Line 27 is the output of a method we created in the secondary.java file named “greeting”. You can see what that method is by reading the secondary.java file.

//Program Name: OOP Primer (File 2 of 2)
//Programmer Name: Eric Evans, M.Ed.
//Programmer Organization: Ferris High School
//Program Date: Fall 2016

public class secondary{
    public String greeting;
    public secondary (String userFirstName, int greetingLanguage)
    {
        switch (greetingLanguage) {
            case 1:
                greeting = "Hello " + userFirstName;
                break;
            case 2:
                greeting = "Hola " + userFirstName;
                break;
            case 3:
                greeting = "Hallo " + userFirstName;
                break;
            case 4:
                greeting = "Ellohay " + userFirstName;
                break;
            default:
                greeting = "Invalid Selection";
                break;
        }
    }
}

In line 7, we created a public string variable named “greeting”. A public variable is one that can be passed between files within the application. Think of it as a “global” variable.

In line 8, we are establishing which variables we should be receiving from any files. In this case, that is the string variable “userFirstName” and the integer variable “greetingLanguage”.

Lines 11 – 26 utilize a switch for a conditional statement based on the integer value of “greetingLanguage” variable. In those lines, you can see that we declare the value of the variable “greeting” for each case. This is the method that is called-up in line 27 of the primary.java file.

For the record, I require my students to encase all of the applications within a loop to ask the user if they wish to run the application again or to exit. As this requirement would only impact the primary.java file, here is the completed code for that file:

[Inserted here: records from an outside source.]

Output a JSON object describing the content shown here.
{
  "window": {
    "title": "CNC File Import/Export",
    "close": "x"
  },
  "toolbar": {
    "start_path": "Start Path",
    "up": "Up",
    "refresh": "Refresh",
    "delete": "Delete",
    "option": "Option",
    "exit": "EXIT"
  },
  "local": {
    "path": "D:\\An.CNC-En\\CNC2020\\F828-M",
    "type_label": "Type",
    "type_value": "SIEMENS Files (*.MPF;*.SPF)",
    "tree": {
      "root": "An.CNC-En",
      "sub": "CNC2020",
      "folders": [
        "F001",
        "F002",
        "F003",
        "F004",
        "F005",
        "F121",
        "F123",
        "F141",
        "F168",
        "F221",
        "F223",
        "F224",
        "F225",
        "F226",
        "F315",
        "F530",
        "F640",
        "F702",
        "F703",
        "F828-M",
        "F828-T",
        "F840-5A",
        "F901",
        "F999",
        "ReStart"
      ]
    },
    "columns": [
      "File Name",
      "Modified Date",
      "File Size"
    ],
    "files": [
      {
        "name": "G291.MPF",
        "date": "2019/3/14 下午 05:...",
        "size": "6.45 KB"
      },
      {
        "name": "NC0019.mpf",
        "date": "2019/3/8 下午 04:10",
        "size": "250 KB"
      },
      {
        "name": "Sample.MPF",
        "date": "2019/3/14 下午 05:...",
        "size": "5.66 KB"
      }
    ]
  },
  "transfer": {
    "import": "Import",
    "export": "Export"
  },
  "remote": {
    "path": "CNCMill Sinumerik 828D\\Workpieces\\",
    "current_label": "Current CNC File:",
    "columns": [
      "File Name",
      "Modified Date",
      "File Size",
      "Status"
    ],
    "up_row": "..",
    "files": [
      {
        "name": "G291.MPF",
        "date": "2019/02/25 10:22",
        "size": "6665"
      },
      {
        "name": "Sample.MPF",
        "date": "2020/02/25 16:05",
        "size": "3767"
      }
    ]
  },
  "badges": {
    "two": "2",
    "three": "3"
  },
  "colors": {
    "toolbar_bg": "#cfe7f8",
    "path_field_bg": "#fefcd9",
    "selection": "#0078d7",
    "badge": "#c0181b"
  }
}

//Program Name: OOP Primer (File 1 of 2)
//Programmer Name: Eric Evans, M.Ed.
//Programmer Organization: Ferris High School
//Program Date: Fall 2016

import java.util.*;
import java.lang.*;
import java.io.*;

public class primary{
    public static void main (String[] args){
        int runAgain = 1;
        while (runAgain == 1){
            System.out.println("** Greetings Generator **");
            Scanner firstName = new Scanner(System.in);
            System.out.print("What Is Your First Name?_ ");
            String userFirstName = firstName.next();
            System.out.println("Thank you, " + userFirstName);
            Scanner language = new Scanner(System.in);
            System.out.println("Select the Language for Your Greeting");
            System.out.println("1 - English");
            System.out.println("2 - Spanish");
            System.out.println("3 - German");
            System.out.println("4 - Pig Latin");
            System.out.print("Language Selection: _ ");
            int greetingLanguage = language.nextInt();
            System.out.println("");
            secondary myGreeting = new secondary (userFirstName, greetingLanguage);
            System.out.println(myGreeting.greeting);
            System.out.println("");
            Scanner runItAgain = new Scanner(System.in);
            System.out.println("Would You Like to Run Again");
            System.out.print("1 - Yes  /  0 - No : _ ");
            runAgain = runItAgain.nextInt();
        }
        System.out.println("");
        System.out.println("Program Complete - Exiting");
    }
}

As you can see, the code to run the application again, adds lines 12 to 13 & lines 30 to 37.

Following is brief video of what the output should look like with the program compiled and executed.

Iterations Exam 1

In Computer Science I, we have now completed our first exam over iterations. This was a high-level look at basic iterative structures such as:

  • for loops
  • while loops
  • nested while loops
  • do while loops

The test was administered in a single 90-minute class and then reviewed for corrections which were submitted during the next class session.

Computer Science Unit 2 Test Grade Distribution
Computer Science Unit 2 Test Grade Distribution

The raw (uncurved) exam grades came in with a MEDIAN of 53% and a MEAN of 60.4%. The curved exam grades had a final MEDIAN of 74.05% and a MEAN of 77.8%.

Following validation of the 25 questions, it was determined that only 1 question (#6) was a bad question and was discarded. The remaining 24 questions were considered valid and correct.